▶ [WHAT YOU HAVE TO DO]:
Nothing in the data should be altered when it is repeated in full.

(Dataset rows describing interfaces)

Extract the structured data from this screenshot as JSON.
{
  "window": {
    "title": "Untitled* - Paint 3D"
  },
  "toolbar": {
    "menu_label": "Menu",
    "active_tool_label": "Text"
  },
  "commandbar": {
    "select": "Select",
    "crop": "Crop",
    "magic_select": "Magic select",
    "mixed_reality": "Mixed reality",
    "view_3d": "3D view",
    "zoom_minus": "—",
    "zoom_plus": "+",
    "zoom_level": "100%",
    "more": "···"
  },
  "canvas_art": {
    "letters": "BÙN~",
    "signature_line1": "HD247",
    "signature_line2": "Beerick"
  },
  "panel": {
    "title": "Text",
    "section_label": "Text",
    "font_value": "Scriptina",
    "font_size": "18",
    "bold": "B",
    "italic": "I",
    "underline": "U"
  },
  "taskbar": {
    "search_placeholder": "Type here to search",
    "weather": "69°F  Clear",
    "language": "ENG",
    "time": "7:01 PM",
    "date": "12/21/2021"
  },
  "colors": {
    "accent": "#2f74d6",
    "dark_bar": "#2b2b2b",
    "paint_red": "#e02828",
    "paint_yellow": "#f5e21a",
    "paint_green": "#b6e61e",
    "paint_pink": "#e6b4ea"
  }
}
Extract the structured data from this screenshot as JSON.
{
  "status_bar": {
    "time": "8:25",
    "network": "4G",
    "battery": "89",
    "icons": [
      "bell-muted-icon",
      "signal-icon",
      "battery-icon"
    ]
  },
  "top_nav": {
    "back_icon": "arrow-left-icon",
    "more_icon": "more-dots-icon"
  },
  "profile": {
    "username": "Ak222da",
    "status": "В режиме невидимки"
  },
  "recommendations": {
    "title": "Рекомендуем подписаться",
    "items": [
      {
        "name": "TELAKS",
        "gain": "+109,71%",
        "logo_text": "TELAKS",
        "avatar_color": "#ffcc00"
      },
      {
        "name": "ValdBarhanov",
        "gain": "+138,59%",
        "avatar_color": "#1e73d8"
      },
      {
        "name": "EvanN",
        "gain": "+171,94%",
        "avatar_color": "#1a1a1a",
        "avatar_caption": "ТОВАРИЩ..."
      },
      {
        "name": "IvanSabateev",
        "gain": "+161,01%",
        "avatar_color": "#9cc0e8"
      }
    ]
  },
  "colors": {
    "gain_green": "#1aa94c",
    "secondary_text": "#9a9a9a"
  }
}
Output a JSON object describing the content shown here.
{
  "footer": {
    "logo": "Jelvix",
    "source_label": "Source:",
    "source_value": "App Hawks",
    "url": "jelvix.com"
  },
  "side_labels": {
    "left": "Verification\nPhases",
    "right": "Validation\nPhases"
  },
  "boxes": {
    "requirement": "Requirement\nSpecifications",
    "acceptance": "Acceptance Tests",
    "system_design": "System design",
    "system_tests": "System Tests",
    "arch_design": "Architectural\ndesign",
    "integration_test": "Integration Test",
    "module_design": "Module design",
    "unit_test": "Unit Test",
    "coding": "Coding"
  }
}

▶ [TASK OUTPUT]:
Extract the structured data from this screenshot as JSON.
{
  "window": {
    "title": "Untitled* - Paint 3D"
  },
  "toolbar": {
    "menu_label": "Menu",
    "active_tool_label": "Text"
  },
  "commandbar": {
    "select": "Select",
    "crop": "Crop",
    "magic_select": "Magic select",
    "mixed_reality": "Mixed reality",
    "view_3d": "3D view",
    "zoom_minus": "—",
    "zoom_plus": "+",
    "zoom_level": "100%",
    "more": "···"
  },
  "canvas_art": {
    "letters": "BÙN~",
    "signature_line1": "HD247",
    "signature_line2": "Beerick"
  },
  "panel": {
    "title": "Text",
    "section_label": "Text",
    "font_value": "Scriptina",
    "font_size": "18",
    "bold": "B",
    "italic": "I",
    "underline": "U"
  },
  "taskbar": {
    "search_placeholder": "Type here to search",
    "weather": "69°F  Clear",
    "language": "ENG",
    "time": "7:01 PM",
    "date": "12/21/2021"
  },
  "colors": {
    "accent": "#2f74d6",
    "dark_bar": "#2b2b2b",
    "paint_red": "#e02828",
    "paint_yellow": "#f5e21a",
    "paint_green": "#b6e61e",
    "paint_pink": "#e6b4ea"
  }
}
Extract the structured data from this screenshot as JSON.
{
  "status_bar": {
    "time": "8:25",
    "network": "4G",
    "battery": "89",
    "icons": [
      "bell-muted-icon",
      "signal-icon",
      "battery-icon"
    ]
  },
  "top_nav": {
    "back_icon": "arrow-left-icon",
    "more_icon": "more-dots-icon"
  },
  "profile": {
    "username": "Ak222da",
    "status": "В режиме невидимки"
  },
  "recommendations": {
    "title": "Рекомендуем подписаться",
    "items": [
      {
        "name": "TELAKS",
        "gain": "+109,71%",
        "logo_text": "TELAKS",
        "avatar_color": "#ffcc00"
      },
      {
        "name": "ValdBarhanov",
        "gain": "+138,59%",
        "avatar_color": "#1e73d8"
      },
      {
        "name": "EvanN",
        "gain": "+171,94%",
        "avatar_color": "#1a1a1a",
        "avatar_caption": "ТОВАРИЩ..."
      },
      {
        "name": "IvanSabateev",
        "gain": "+161,01%",
        "avatar_color": "#9cc0e8"
      }
    ]
  },
  "colors": {
    "gain_green": "#1aa94c",
    "secondary_text": "#9a9a9a"
  }
}
Output a JSON object describing the content shown here.
{
  "footer": {
    "logo": "Jelvix",
    "source_label": "Source:",
    "source_value": "App Hawks",
    "url": "jelvix.com"
  },
  "side_labels": {
    "left": "Verification\nPhases",
    "right": "Validation\nPhases"
  },
  "boxes": {
    "requirement": "Requirement\nSpecifications",
    "acceptance": "Acceptance Tests",
    "system_design": "System design",
    "system_tests": "System Tests",
    "arch_design": "Architectural\ndesign",
    "integration_test": "Integration Test",
    "module_design": "Module design",
    "unit_test": "Unit Test",
    "coding": "Coding"
  }
}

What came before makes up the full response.